Start of AVAILABLE DATA

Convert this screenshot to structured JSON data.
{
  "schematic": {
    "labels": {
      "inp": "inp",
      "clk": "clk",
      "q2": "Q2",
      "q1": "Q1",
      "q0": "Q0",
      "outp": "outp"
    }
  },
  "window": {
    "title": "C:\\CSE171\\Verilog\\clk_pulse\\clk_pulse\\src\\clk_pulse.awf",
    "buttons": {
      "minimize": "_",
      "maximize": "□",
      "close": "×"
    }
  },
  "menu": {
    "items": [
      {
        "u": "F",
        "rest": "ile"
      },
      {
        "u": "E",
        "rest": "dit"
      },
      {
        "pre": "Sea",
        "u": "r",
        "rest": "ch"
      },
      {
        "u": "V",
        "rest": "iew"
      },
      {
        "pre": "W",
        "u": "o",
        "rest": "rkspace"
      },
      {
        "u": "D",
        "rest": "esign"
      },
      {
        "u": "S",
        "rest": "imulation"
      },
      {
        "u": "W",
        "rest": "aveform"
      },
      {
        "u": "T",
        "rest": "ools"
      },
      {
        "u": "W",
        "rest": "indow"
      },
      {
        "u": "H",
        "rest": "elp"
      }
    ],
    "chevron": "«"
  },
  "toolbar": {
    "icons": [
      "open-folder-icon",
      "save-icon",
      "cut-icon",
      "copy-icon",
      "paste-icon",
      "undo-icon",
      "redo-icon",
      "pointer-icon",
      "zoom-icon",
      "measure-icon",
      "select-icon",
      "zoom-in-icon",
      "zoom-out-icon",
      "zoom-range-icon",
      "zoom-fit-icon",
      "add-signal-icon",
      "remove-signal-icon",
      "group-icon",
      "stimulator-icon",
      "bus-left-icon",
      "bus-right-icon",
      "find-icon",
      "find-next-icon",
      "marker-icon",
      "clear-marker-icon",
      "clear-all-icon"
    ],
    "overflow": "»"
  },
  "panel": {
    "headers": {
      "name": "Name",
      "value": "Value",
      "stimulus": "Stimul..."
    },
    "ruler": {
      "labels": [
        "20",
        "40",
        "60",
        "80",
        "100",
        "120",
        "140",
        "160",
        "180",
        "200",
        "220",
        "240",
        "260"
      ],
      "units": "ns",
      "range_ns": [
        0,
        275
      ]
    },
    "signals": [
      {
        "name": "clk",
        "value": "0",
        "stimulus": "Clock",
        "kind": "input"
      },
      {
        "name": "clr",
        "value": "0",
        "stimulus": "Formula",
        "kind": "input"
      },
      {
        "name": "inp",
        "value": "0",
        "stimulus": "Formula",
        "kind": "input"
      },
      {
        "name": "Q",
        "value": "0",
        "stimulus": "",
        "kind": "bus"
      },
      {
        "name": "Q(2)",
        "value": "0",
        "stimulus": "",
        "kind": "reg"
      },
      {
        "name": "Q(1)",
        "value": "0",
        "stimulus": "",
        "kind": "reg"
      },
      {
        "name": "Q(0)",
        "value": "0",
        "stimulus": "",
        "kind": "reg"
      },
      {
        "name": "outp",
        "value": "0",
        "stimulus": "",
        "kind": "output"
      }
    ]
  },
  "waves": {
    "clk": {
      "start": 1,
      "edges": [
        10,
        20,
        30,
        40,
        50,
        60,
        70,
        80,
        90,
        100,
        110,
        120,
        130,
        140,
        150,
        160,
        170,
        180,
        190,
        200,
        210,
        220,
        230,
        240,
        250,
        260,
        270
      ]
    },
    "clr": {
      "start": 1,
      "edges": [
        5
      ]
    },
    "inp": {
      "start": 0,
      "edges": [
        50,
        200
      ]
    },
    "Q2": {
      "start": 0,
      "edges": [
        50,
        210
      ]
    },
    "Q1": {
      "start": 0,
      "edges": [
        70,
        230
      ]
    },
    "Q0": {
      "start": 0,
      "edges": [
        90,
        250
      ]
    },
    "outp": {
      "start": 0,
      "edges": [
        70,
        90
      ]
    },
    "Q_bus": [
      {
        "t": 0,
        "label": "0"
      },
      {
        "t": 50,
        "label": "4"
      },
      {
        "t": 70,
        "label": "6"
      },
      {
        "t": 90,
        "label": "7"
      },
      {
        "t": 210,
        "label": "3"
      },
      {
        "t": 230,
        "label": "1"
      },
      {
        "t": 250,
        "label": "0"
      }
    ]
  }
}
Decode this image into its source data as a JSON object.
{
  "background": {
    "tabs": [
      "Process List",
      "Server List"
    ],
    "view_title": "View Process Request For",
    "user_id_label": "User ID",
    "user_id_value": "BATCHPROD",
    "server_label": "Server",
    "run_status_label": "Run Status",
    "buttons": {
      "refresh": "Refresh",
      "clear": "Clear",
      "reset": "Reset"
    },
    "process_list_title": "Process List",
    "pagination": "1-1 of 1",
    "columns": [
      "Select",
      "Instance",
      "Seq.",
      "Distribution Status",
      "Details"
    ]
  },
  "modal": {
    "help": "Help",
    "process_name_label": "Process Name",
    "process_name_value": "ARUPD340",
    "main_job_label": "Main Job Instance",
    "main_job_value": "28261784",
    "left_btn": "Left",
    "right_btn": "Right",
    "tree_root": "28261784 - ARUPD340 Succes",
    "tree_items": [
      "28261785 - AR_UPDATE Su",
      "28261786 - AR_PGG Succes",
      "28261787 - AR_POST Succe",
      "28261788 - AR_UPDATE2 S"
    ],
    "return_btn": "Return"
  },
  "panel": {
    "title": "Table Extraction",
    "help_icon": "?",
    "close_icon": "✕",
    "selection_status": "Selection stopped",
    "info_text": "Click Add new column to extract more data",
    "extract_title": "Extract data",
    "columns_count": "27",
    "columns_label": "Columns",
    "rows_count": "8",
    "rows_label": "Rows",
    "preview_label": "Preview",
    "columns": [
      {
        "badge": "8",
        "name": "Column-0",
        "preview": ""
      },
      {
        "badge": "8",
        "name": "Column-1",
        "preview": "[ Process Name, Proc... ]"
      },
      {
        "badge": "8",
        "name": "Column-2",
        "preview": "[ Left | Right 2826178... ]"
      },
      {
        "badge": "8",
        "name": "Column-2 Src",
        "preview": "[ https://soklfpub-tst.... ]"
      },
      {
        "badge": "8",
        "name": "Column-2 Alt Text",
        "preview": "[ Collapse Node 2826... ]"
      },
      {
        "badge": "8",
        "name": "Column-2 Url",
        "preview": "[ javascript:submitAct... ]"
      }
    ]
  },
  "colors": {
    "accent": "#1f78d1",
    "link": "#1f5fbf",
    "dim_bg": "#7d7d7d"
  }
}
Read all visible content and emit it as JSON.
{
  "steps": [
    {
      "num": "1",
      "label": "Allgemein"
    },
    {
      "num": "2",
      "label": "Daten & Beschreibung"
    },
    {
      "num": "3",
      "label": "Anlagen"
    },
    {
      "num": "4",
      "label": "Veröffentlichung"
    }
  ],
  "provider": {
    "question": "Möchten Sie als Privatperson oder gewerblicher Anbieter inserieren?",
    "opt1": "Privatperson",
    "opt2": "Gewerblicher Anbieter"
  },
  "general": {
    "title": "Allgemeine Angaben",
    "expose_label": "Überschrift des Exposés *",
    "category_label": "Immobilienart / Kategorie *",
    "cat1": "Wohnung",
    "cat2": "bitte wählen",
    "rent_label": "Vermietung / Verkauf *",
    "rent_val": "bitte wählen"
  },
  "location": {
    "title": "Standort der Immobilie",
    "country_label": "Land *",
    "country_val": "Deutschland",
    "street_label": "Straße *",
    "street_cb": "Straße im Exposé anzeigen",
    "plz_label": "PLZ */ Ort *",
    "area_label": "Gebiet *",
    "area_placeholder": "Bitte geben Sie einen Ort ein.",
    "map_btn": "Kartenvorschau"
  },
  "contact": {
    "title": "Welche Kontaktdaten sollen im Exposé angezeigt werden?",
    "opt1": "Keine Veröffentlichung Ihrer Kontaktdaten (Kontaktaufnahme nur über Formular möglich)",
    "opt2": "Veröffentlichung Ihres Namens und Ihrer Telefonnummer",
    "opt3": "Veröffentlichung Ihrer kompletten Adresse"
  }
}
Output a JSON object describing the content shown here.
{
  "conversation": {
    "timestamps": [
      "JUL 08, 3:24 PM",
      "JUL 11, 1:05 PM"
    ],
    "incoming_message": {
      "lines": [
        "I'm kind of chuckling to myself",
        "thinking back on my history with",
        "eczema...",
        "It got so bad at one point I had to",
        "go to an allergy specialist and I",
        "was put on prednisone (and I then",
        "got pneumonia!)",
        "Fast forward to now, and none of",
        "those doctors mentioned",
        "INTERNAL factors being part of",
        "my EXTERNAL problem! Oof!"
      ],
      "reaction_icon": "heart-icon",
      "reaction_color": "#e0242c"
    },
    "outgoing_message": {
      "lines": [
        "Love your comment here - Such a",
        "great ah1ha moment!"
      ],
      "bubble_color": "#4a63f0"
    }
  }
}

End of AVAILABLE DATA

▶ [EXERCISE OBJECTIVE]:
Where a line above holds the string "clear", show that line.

▶ [ANSWER SECTION]:
      "clear-marker-icon",
      "clear-all-icon"
      "clear": "Clear",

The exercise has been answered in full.